### Work order
If a line below contains "Choose", count it. Report the final total and nothing more.

### Records shown
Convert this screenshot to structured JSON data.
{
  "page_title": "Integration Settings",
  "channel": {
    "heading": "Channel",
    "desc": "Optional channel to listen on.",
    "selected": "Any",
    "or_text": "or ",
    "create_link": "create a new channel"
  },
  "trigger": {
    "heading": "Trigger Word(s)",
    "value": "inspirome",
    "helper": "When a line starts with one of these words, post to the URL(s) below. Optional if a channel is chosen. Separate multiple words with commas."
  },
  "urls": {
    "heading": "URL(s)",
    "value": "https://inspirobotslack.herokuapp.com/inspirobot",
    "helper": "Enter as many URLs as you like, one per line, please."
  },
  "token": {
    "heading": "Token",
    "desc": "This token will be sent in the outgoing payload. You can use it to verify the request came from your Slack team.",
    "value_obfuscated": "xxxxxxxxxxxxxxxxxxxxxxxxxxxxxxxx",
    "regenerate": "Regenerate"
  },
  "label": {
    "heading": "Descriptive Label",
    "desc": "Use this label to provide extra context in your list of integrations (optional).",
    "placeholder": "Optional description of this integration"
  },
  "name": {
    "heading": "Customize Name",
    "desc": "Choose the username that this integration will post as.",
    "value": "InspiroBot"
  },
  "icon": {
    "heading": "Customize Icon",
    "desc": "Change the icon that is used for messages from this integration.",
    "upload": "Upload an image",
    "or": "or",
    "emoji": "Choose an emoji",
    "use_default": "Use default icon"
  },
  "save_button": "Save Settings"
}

### Written solution
2